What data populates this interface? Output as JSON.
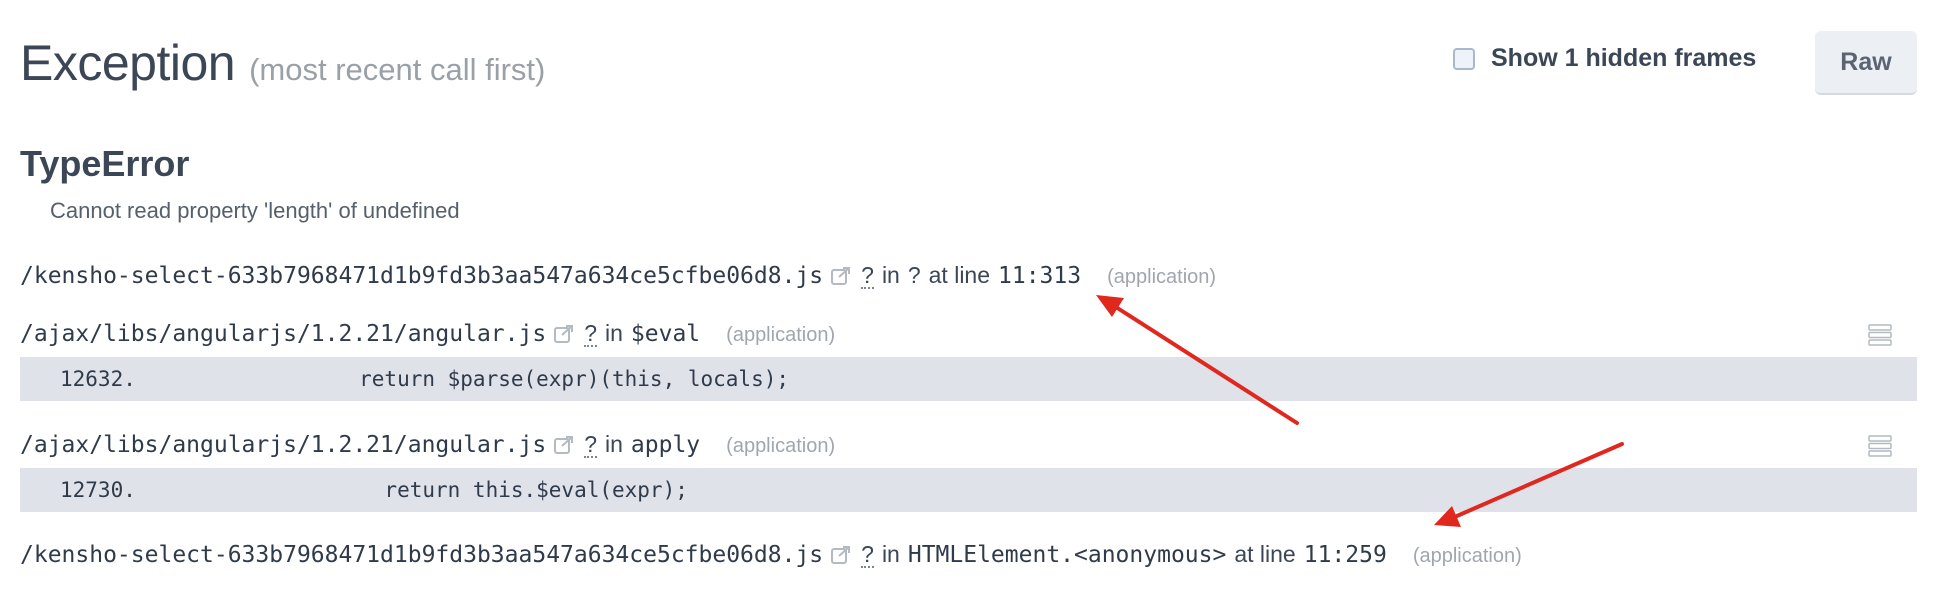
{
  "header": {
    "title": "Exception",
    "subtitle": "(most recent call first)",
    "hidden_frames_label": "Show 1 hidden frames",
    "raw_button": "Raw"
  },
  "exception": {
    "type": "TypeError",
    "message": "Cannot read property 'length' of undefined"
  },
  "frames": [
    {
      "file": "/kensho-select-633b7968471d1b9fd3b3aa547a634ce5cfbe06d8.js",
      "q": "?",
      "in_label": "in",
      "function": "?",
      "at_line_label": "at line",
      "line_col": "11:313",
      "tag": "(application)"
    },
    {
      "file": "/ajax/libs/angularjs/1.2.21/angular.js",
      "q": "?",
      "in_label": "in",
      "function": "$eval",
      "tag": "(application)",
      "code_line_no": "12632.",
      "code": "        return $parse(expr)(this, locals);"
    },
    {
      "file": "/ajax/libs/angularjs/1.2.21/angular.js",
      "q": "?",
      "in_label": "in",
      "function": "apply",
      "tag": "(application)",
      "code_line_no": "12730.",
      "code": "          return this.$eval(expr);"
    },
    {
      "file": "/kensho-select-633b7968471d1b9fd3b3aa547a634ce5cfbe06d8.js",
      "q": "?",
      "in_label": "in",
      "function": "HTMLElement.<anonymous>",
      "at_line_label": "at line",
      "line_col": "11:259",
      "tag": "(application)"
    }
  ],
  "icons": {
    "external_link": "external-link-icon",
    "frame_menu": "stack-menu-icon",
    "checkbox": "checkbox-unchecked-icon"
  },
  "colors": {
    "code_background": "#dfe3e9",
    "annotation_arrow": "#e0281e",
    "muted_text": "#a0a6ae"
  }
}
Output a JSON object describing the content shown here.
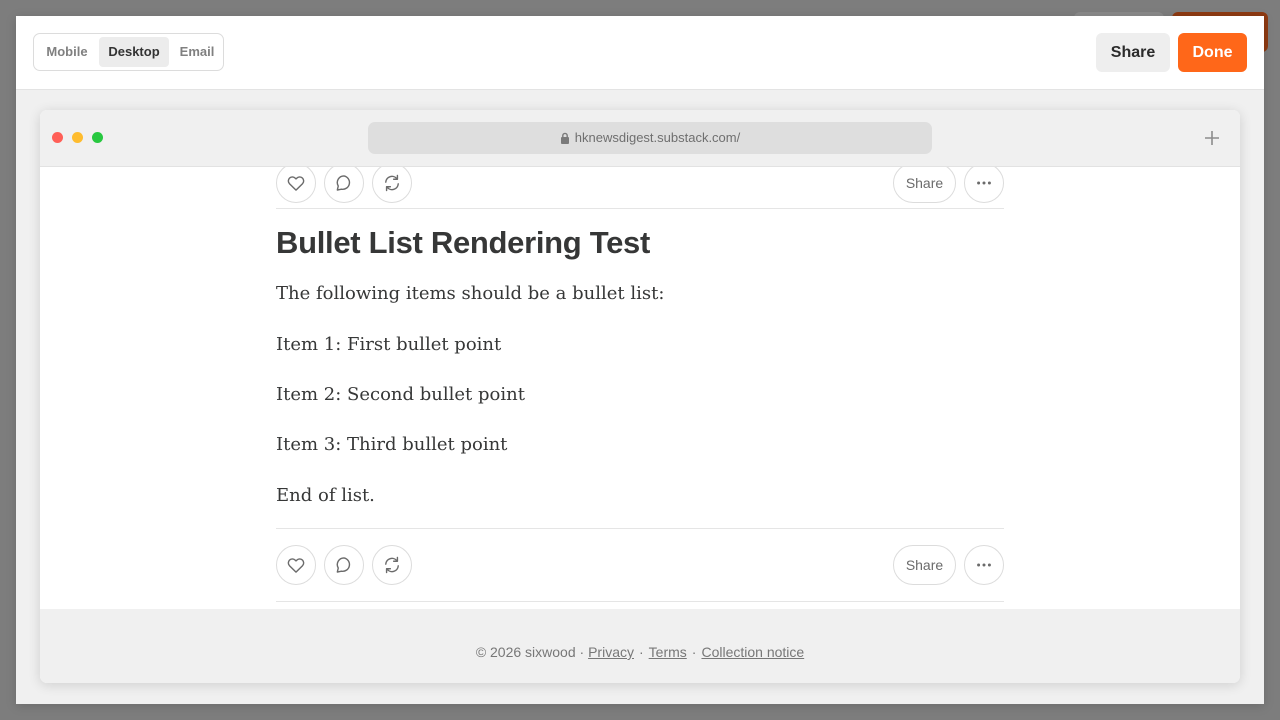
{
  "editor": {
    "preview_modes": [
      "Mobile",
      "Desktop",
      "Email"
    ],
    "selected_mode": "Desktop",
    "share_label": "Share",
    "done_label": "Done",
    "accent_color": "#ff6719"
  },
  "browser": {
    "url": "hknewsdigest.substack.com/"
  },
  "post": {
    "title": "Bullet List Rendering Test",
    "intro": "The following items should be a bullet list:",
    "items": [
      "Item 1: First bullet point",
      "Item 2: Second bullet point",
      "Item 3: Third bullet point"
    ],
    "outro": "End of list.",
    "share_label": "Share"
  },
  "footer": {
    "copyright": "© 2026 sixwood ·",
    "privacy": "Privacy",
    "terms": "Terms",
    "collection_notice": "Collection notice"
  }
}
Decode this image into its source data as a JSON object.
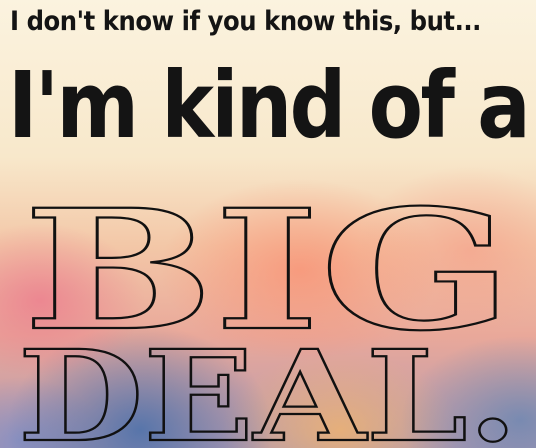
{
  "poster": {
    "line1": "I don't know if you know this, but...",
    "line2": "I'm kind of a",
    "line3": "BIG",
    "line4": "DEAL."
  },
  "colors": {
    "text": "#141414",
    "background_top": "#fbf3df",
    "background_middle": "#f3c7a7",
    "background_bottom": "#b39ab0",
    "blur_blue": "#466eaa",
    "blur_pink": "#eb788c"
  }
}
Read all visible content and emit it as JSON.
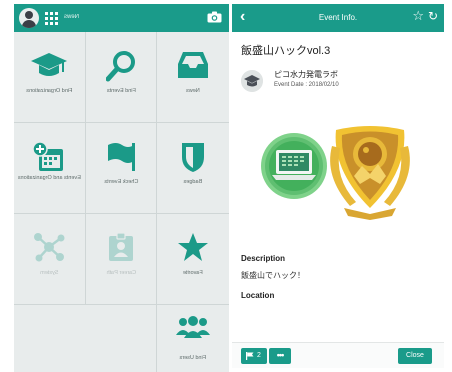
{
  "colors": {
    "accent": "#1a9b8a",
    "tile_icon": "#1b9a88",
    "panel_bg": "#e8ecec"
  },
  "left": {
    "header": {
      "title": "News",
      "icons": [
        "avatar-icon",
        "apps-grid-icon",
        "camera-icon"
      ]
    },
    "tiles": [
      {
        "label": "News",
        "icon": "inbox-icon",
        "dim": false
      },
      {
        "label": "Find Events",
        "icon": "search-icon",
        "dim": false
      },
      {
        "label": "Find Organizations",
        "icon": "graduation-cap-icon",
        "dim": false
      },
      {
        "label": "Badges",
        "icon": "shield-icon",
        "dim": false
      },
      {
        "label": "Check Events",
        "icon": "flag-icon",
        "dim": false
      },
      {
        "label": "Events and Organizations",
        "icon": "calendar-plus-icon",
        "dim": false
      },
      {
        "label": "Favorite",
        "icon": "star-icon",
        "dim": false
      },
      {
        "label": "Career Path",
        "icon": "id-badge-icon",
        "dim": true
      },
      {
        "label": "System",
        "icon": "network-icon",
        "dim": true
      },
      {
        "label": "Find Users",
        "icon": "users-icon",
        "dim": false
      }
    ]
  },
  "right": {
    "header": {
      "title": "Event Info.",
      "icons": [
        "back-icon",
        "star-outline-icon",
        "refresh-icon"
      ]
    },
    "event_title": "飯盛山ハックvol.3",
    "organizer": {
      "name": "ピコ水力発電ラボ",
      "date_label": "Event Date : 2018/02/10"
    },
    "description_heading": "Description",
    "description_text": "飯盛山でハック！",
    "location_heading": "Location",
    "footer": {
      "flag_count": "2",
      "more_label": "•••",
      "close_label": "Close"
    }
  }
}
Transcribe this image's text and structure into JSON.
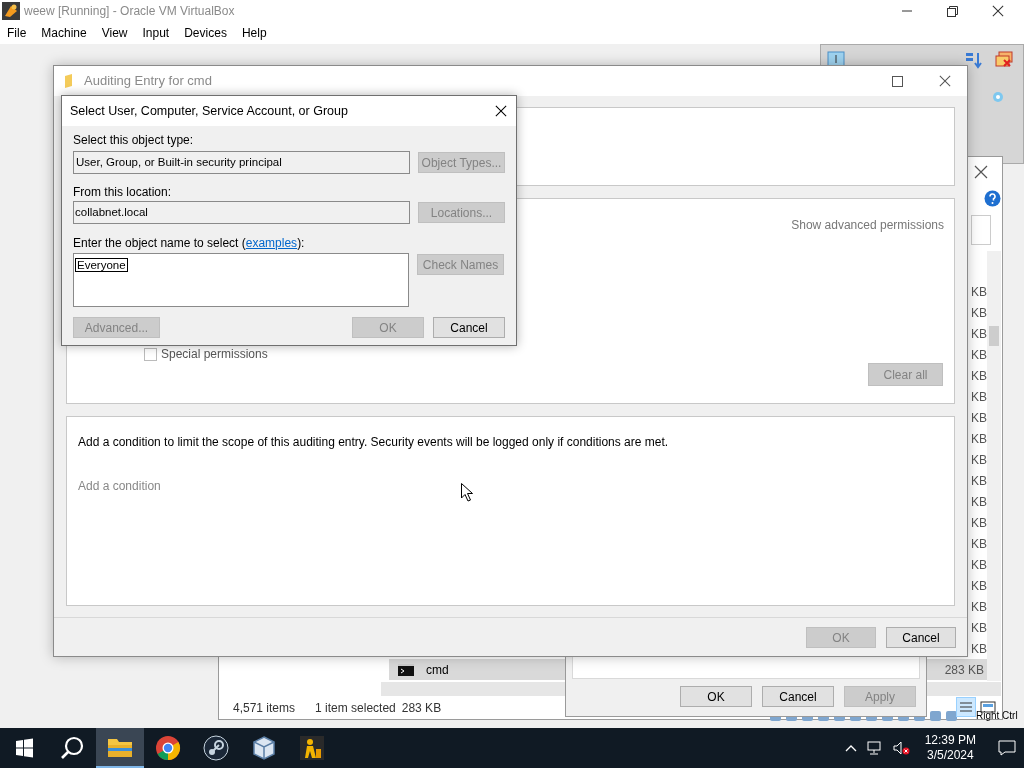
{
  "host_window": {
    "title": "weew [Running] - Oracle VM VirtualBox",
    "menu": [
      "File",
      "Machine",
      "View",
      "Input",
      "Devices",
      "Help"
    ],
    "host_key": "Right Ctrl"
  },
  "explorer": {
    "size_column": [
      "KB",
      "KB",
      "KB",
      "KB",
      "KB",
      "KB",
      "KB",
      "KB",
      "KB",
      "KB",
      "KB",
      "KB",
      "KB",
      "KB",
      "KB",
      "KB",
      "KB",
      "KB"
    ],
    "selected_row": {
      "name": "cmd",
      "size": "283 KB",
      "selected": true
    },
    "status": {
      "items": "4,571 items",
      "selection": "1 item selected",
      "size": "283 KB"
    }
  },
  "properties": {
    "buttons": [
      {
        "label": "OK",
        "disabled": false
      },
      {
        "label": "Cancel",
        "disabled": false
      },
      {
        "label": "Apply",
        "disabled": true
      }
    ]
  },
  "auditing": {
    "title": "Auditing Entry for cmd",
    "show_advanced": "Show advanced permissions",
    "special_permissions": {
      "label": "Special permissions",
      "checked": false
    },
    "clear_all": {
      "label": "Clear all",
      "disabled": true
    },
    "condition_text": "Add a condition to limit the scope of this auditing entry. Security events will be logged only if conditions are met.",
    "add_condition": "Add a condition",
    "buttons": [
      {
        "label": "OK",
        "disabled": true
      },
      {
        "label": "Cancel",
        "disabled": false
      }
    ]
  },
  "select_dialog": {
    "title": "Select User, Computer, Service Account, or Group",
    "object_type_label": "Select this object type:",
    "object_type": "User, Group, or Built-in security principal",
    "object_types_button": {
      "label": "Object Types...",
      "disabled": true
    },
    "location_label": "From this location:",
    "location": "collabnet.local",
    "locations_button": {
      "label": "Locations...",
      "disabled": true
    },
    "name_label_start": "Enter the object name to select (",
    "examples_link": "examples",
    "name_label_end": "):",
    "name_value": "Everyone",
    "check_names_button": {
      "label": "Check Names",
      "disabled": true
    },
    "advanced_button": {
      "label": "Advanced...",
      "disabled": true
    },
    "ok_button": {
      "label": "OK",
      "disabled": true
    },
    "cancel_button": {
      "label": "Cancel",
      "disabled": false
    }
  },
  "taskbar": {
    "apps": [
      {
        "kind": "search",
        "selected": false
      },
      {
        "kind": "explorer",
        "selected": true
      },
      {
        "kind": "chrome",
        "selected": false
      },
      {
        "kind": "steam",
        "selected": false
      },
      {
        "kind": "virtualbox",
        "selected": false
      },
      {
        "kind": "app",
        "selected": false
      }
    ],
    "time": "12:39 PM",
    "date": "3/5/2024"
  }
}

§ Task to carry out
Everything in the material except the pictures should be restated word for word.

§ Task solution
What data populates this interface? Output as JSON.
{
  "header": {
    "title": "Exception",
    "subtitle": "(most recent call first)",
    "hidden_frames_label": "Show 1 hidden frames",
    "raw_button": "Raw"
  },
  "exception": {
    "type": "TypeError",
    "message": "Cannot read property 'length' of undefined"
  },
  "frames": [
    {
      "file": "/kensho-select-633b7968471d1b9fd3b3aa547a634ce5cfbe06d8.js",
      "q": "?",
      "in_label": "in",
      "function": "?",
      "at_line_label": "at line",
      "line_col": "11:313",
      "tag": "(application)"
    },
    {
      "file": "/ajax/libs/angularjs/1.2.21/angular.js",
      "q": "?",
      "in_label": "in",
      "function": "$eval",
      "tag": "(application)",
      "code_line_no": "12632.",
      "code": "        return $parse(expr)(this, locals);"
    },
    {
      "file": "/ajax/libs/angularjs/1.2.21/angular.js",
      "q": "?",
      "in_label": "in",
      "function": "apply",
      "tag": "(application)",
      "code_line_no": "12730.",
      "code": "          return this.$eval(expr);"
    },
    {
      "file": "/kensho-select-633b7968471d1b9fd3b3aa547a634ce5cfbe06d8.js",
      "q": "?",
      "in_label": "in",
      "function": "HTMLElement.<anonymous>",
      "at_line_label": "at line",
      "line_col": "11:259",
      "tag": "(application)"
    }
  ],
  "icons": {
    "external_link": "external-link-icon",
    "frame_menu": "stack-menu-icon",
    "checkbox": "checkbox-unchecked-icon"
  },
  "colors": {
    "code_background": "#dfe3e9",
    "annotation_arrow": "#e0281e",
    "muted_text": "#a0a6ae"
  }
}
Output a JSON object describing the content shown here.
{
  "editor": {
    "preview_modes": [
      "Mobile",
      "Desktop",
      "Email"
    ],
    "selected_mode": "Desktop",
    "share_label": "Share",
    "done_label": "Done",
    "accent_color": "#ff6719"
  },
  "browser": {
    "url": "hknewsdigest.substack.com/"
  },
  "post": {
    "title": "Bullet List Rendering Test",
    "intro": "The following items should be a bullet list:",
    "items": [
      "Item 1: First bullet point",
      "Item 2: Second bullet point",
      "Item 3: Third bullet point"
    ],
    "outro": "End of list.",
    "share_label": "Share"
  },
  "footer": {
    "copyright": "© 2026 sixwood ·",
    "privacy": "Privacy",
    "terms": "Terms",
    "collection_notice": "Collection notice"
  }
}
Decode this image into its source data as a JSON object.
{
  "poster": {
    "line1": "I don't know if you know this, but...",
    "line2": "I'm kind of a",
    "line3": "BIG",
    "line4": "DEAL."
  },
  "colors": {
    "text": "#141414",
    "background_top": "#fbf3df",
    "background_middle": "#f3c7a7",
    "background_bottom": "#b39ab0",
    "blur_blue": "#466eaa",
    "blur_pink": "#eb788c"
  }
}
Read all visible content and emit it as JSON.
{
  "colors": {
    "accent": "#1a9b8a",
    "tile_icon": "#1b9a88",
    "panel_bg": "#e8ecec"
  },
  "left": {
    "header": {
      "title": "News",
      "icons": [
        "avatar-icon",
        "apps-grid-icon",
        "camera-icon"
      ]
    },
    "tiles": [
      {
        "label": "News",
        "icon": "inbox-icon",
        "dim": false
      },
      {
        "label": "Find Events",
        "icon": "search-icon",
        "dim": false
      },
      {
        "label": "Find Organizations",
        "icon": "graduation-cap-icon",
        "dim": false
      },
      {
        "label": "Badges",
        "icon": "shield-icon",
        "dim": false
      },
      {
        "label": "Check Events",
        "icon": "flag-icon",
        "dim": false
      },
      {
        "label": "Events and Organizations",
        "icon": "calendar-plus-icon",
        "dim": false
      },
      {
        "label": "Favorite",
        "icon": "star-icon",
        "dim": false
      },
      {
        "label": "Career Path",
        "icon": "id-badge-icon",
        "dim": true
      },
      {
        "label": "System",
        "icon": "network-icon",
        "dim": true
      },
      {
        "label": "Find Users",
        "icon": "users-icon",
        "dim": false
      }
    ]
  },
  "right": {
    "header": {
      "title": "Event Info.",
      "icons": [
        "back-icon",
        "star-outline-icon",
        "refresh-icon"
      ]
    },
    "event_title": "飯盛山ハックvol.3",
    "organizer": {
      "name": "ピコ水力発電ラボ",
      "date_label": "Event Date : 2018/02/10"
    },
    "description_heading": "Description",
    "description_text": "飯盛山でハック！",
    "location_heading": "Location",
    "footer": {
      "flag_count": "2",
      "more_label": "•••",
      "close_label": "Close"
    }
  }
}
Transcribe this image's text and structure into JSON.
{
  "host_window": {
    "title": "weew [Running] - Oracle VM VirtualBox",
    "menu": [
      "File",
      "Machine",
      "View",
      "Input",
      "Devices",
      "Help"
    ],
    "host_key": "Right Ctrl"
  },
  "explorer": {
    "size_column": [
      "KB",
      "KB",
      "KB",
      "KB",
      "KB",
      "KB",
      "KB",
      "KB",
      "KB",
      "KB",
      "KB",
      "KB",
      "KB",
      "KB",
      "KB",
      "KB",
      "KB",
      "KB"
    ],
    "selected_row": {
      "name": "cmd",
      "size": "283 KB",
      "selected": true
    },
    "status": {
      "items": "4,571 items",
      "selection": "1 item selected",
      "size": "283 KB"
    }
  },
  "properties": {
    "buttons": [
      {
        "label": "OK",
        "disabled": false
      },
      {
        "label": "Cancel",
        "disabled": false
      },
      {
        "label": "Apply",
        "disabled": true
      }
    ]
  },
  "auditing": {
    "title": "Auditing Entry for cmd",
    "show_advanced": "Show advanced permissions",
    "special_permissions": {
      "label": "Special permissions",
      "checked": false
    },
    "clear_all": {
      "label": "Clear all",
      "disabled": true
    },
    "condition_text": "Add a condition to limit the scope of this auditing entry. Security events will be logged only if conditions are met.",
    "add_condition": "Add a condition",
    "buttons": [
      {
        "label": "OK",
        "disabled": true
      },
      {
        "label": "Cancel",
        "disabled": false
      }
    ]
  },
  "select_dialog": {
    "title": "Select User, Computer, Service Account, or Group",
    "object_type_label": "Select this object type:",
    "object_type": "User, Group, or Built-in security principal",
    "object_types_button": {
      "label": "Object Types...",
      "disabled": true
    },
    "location_label": "From this location:",
    "location": "collabnet.local",
    "locations_button": {
      "label": "Locations...",
      "disabled": true
    },
    "name_label_start": "Enter the object name to select (",
    "examples_link": "examples",
    "name_label_end": "):",
    "name_value": "Everyone",
    "check_names_button": {
      "label": "Check Names",
      "disabled": true
    },
    "advanced_button": {
      "label": "Advanced...",
      "disabled": true
    },
    "ok_button": {
      "label": "OK",
      "disabled": true
    },
    "cancel_button": {
      "label": "Cancel",
      "disabled": false
    }
  },
  "taskbar": {
    "apps": [
      {
        "kind": "search",
        "selected": false
      },
      {
        "kind": "explorer",
        "selected": true
      },
      {
        "kind": "chrome",
        "selected": false
      },
      {
        "kind": "steam",
        "selected": false
      },
      {
        "kind": "virtualbox",
        "selected": false
      },
      {
        "kind": "app",
        "selected": false
      }
    ],
    "time": "12:39 PM",
    "date": "3/5/2024"
  }
}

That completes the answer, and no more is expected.